This group was taken with a telephoto lens and was quite a distance away.
This big solitary bull was found along North Lame Johnny Road. His facial fur was covered in pollen or some sort of other substance. 
This same solitary bull turns sideways to lick himself and reveals his powerful hindquarters. 
This solitary bull was off the Wildlife Loop Road.
I got up early the morning we were going to leave the area and ventured into the park alone. I didn't see any other cars for over an hour. I started to watch a herd of about 40 bison off the Wildlife Loop Road about 100 yards away and as I watched they gradually got closer and closer to me. I was standing outside my car and turned to my right and was startled to see this group of bison walking toward me down the road. As they got closer, I got uncomfortable and got back in the car. 
I normally don't like street shots, but they do reveal the lower portions of the bison that are usually covered up by the long grass. Note the large hooves and the multi-colored tongue.

As the herd passed me by, they walked down the road towards a couple of vehicles that had just arrived.
A female and calf.
As the small herd moved on I drove a short distance to where the Red Valley Road meets the Wildlife Loop Road. There I encountered what must have been 500 or more bison. My understanding is that this is what the large bison herds looked like in the mid-19th century. The bison were not packed together like sardines, but they spread out over miles and miles. 
I particularly enjoy the young tawny calves.
A mother licks her calf. 
This is just a part of the herd that spread out over quite a distance. 

An older calf.
Kind of an ugly looking teenager.
The bison in Badlands National Park number between 300 and 500 (the only estimate I was able to find on-line). They are located along the Sage Creek Rim Road, a dirt road that covers the northern rim of the park. We found the bison we saw toward the latter part of the road, where the Badlands petered out and were replaced by hills and grasslands. The biggest herd we saw was about 30 individuals just a few hundred yards from the western entrance to the park. Before that we saw isolated individuals, the greatest number right in the Sage Creek Campground, where we saw about seven bison in the campground or right next to it. The most fun animal was a single bull that we encountered just off the road. Several times he started and ran and we were amazed at how quickly he moved and how his muscles rippled as he did so. It was an amazing example of power and quickness. 
This solitary bull was the first bison we encountered on the Sage Creek Rim Road. I got out of the vehicle to photograph him and he bolted and ran. I was stunned by how quick he was and how powerfully he ran. His muscles just rippled. I gained a greater appreciation for how dangerous the bison can be if they decide to turn on a human.
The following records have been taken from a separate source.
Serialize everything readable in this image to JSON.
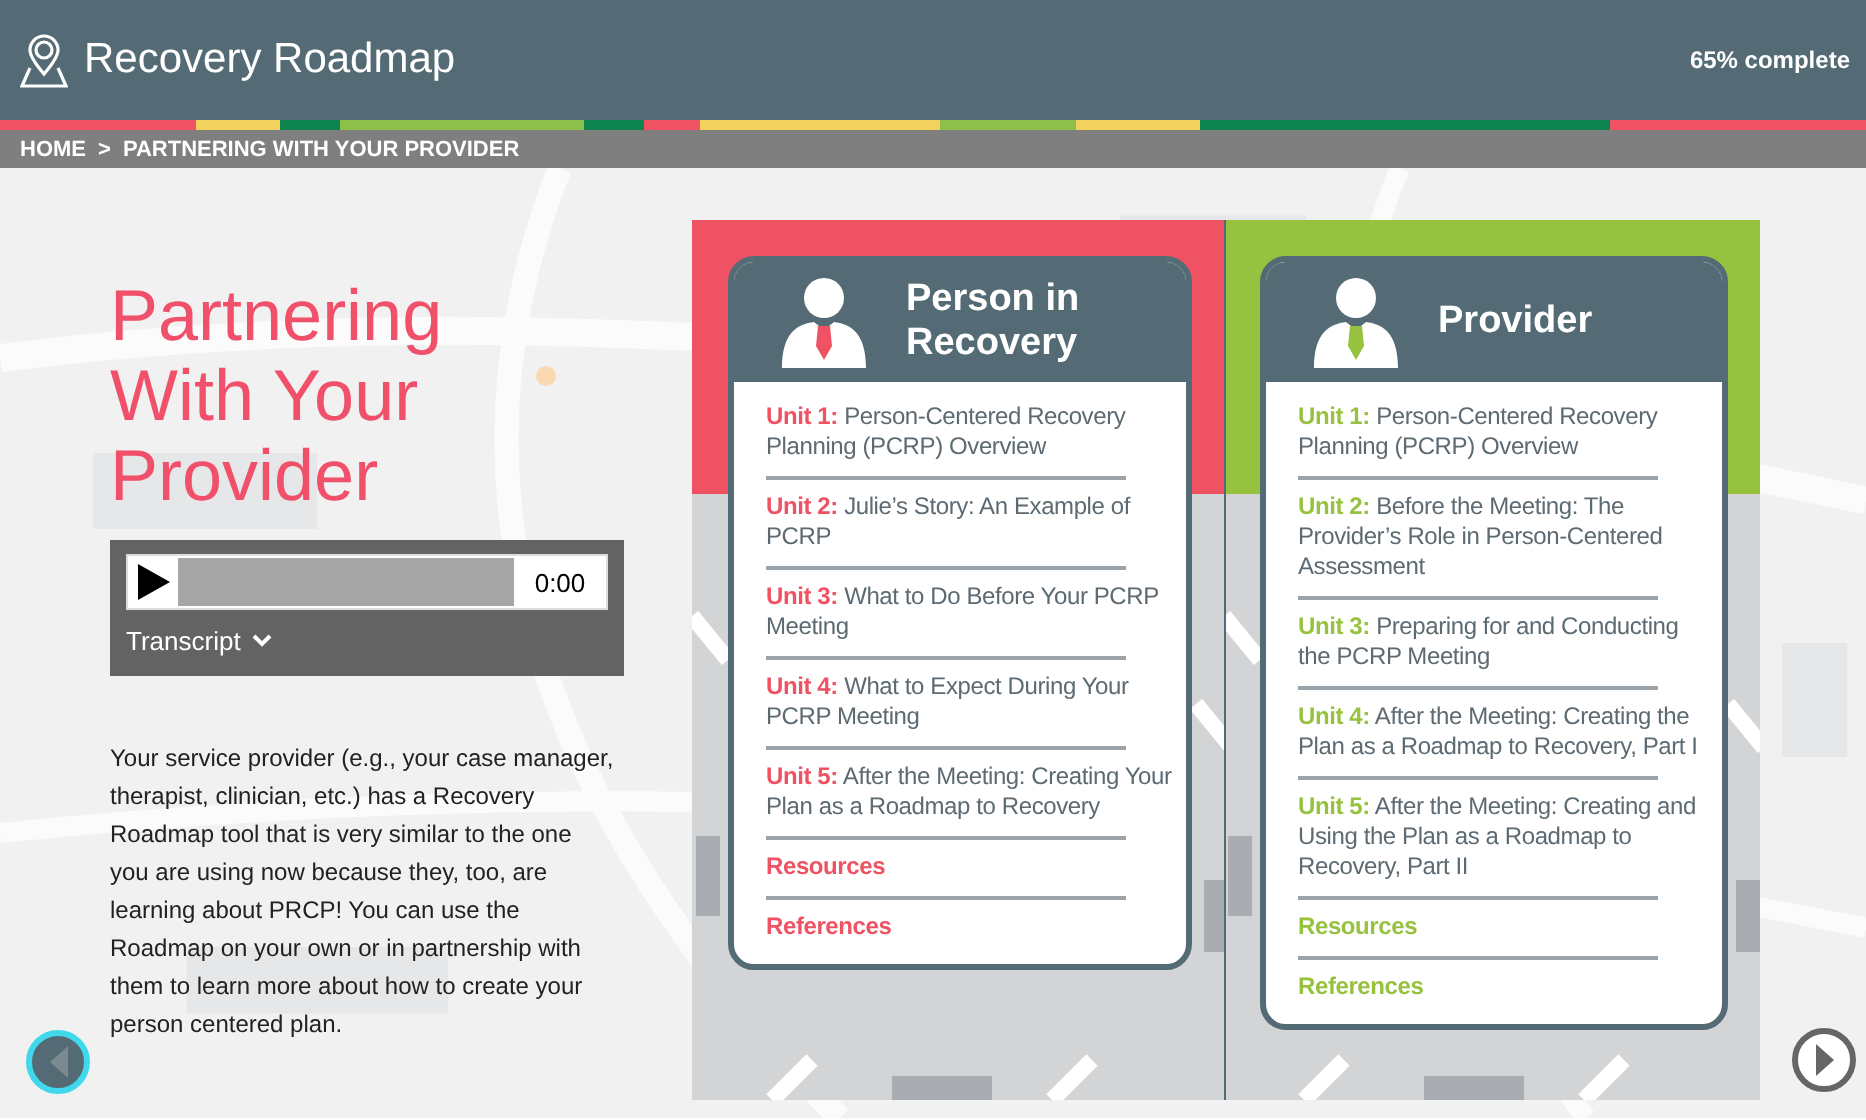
{
  "header": {
    "title": "Recovery Roadmap",
    "progress": "65% complete"
  },
  "breadcrumb": {
    "items": [
      "HOME",
      "PARTNERING WITH YOUR PROVIDER"
    ],
    "separator": ">"
  },
  "intro": {
    "heading": "Partnering With Your Provider",
    "player": {
      "time": "0:00",
      "level": 0,
      "transcript": "Transcript"
    },
    "paragraph": "Your service provider (e.g., your case manager, therapist, clinician, etc.) has a Recovery Roadmap tool that is very similar to the one you are using now because they, too, are learning about PRCP! You can use the Roadmap on your own or in partnership with them to learn more about how to create your person centered plan."
  },
  "columns": [
    {
      "title": "Person in Recovery",
      "color": "#ee5263",
      "items": [
        {
          "kind": "unit",
          "label": "Unit 1:",
          "text": "Person-Centered Recovery Planning  (PCRP) Overview"
        },
        {
          "kind": "unit",
          "label": "Unit 2:",
          "text": "Julie’s Story: An Example of PCRP"
        },
        {
          "kind": "unit",
          "label": "Unit 3:",
          "text": "What to Do Before Your PCRP Meeting"
        },
        {
          "kind": "unit",
          "label": "Unit 4:",
          "text": "What to Expect During Your PCRP Meeting"
        },
        {
          "kind": "unit",
          "label": "Unit 5:",
          "text": "After the Meeting: Creating Your Plan as a Roadmap to Recovery"
        },
        {
          "kind": "link",
          "text": "Resources"
        },
        {
          "kind": "link",
          "text": "References"
        }
      ]
    },
    {
      "title": "Provider",
      "color": "#97c23f",
      "items": [
        {
          "kind": "unit",
          "label": "Unit 1:",
          "text": "Person-Centered Recovery Planning (PCRP) Overview"
        },
        {
          "kind": "unit",
          "label": "Unit 2:",
          "text": "Before the Meeting: The Provider’s Role in Person-Centered Assessment"
        },
        {
          "kind": "unit",
          "label": "Unit 3:",
          "text": "Preparing for and Conducting the PCRP Meeting"
        },
        {
          "kind": "unit",
          "label": "Unit 4:",
          "text": "After the Meeting: Creating the Plan as a Roadmap to Recovery, Part I"
        },
        {
          "kind": "unit",
          "label": "Unit 5:",
          "text": "After the Meeting: Creating and Using the Plan as a Roadmap to Recovery, Part II"
        },
        {
          "kind": "link",
          "text": "Resources"
        },
        {
          "kind": "link",
          "text": "References"
        }
      ]
    }
  ]
}
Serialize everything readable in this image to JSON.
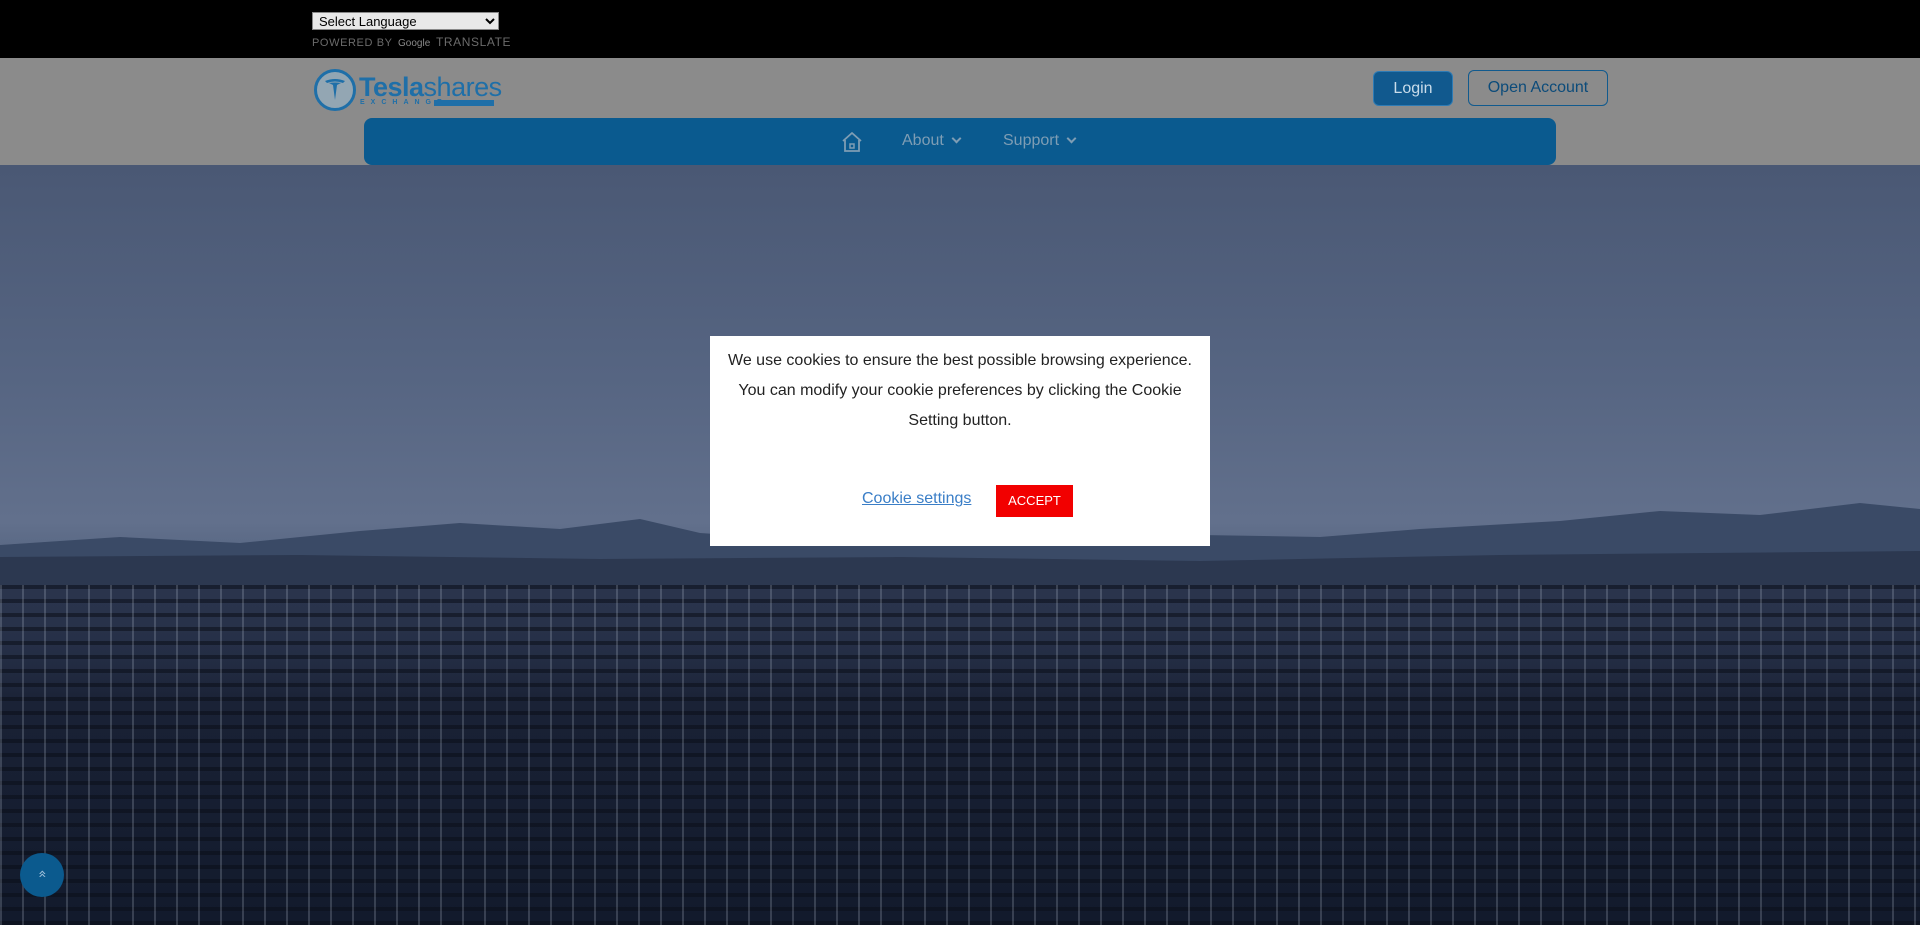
{
  "translate": {
    "select_value": "Select Language",
    "powered_by": "POWERED BY",
    "google": "Google",
    "translate": "TRANSLATE"
  },
  "header": {
    "logo_bold": "Tesla",
    "logo_thin": "shares",
    "logo_sub": "EXCHANGE",
    "login_label": "Login",
    "open_account_label": "Open Account"
  },
  "nav": {
    "home_icon": "home-icon",
    "items": [
      {
        "label": "About"
      },
      {
        "label": "Support"
      }
    ]
  },
  "cookie": {
    "message": "We use cookies to ensure the best possible browsing experience. You can modify your cookie preferences by clicking the Cookie Setting button.",
    "settings_label": "Cookie settings",
    "accept_label": "ACCEPT"
  },
  "scroll_top": {
    "icon": "double-chevron-up-icon",
    "glyph": "»"
  },
  "colors": {
    "brand_blue": "#0a5a8f",
    "accept_red": "#f20000",
    "link_blue": "#3a7ec7"
  }
}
They are so quick that you would stand no chance in trying to run away.
This same solitary bull shows battle scarred  horns.
Most of the bison we saw in the Badlands were solitary or in very small groups of two or three. 
The very deep grass obscured much of them. 

This big boy was one of two bulls walking through the Sage Creek Campground where small tents were still pitched with people milling about them. I would not want to be in a tent with one of these nearby. Once I was in a bivvy bag with a black bear nearby in the Sierras and I worried it might step on me. One of these would really cause some worry.
This herd was near the west entrance above Scenic, SD. 
Having recently viewed cape buffalo in Africa and these plains bison in South Dakota, I give my nod to the bison for viewing pleasure. They tend to grunt somewhat like the wildebeest and the power exhibited in some of the large bulls was awe inspiring. I suspect that in a head to head match with a cape buffalo a bison would lose - I don't think they are as nasty tempered as the cape buffalo, they don't have as dangerous a head covering and I don't think they share the same protective group mentality. But they are very fun to watch, particularly when they are on the move as I saw them early the one morning.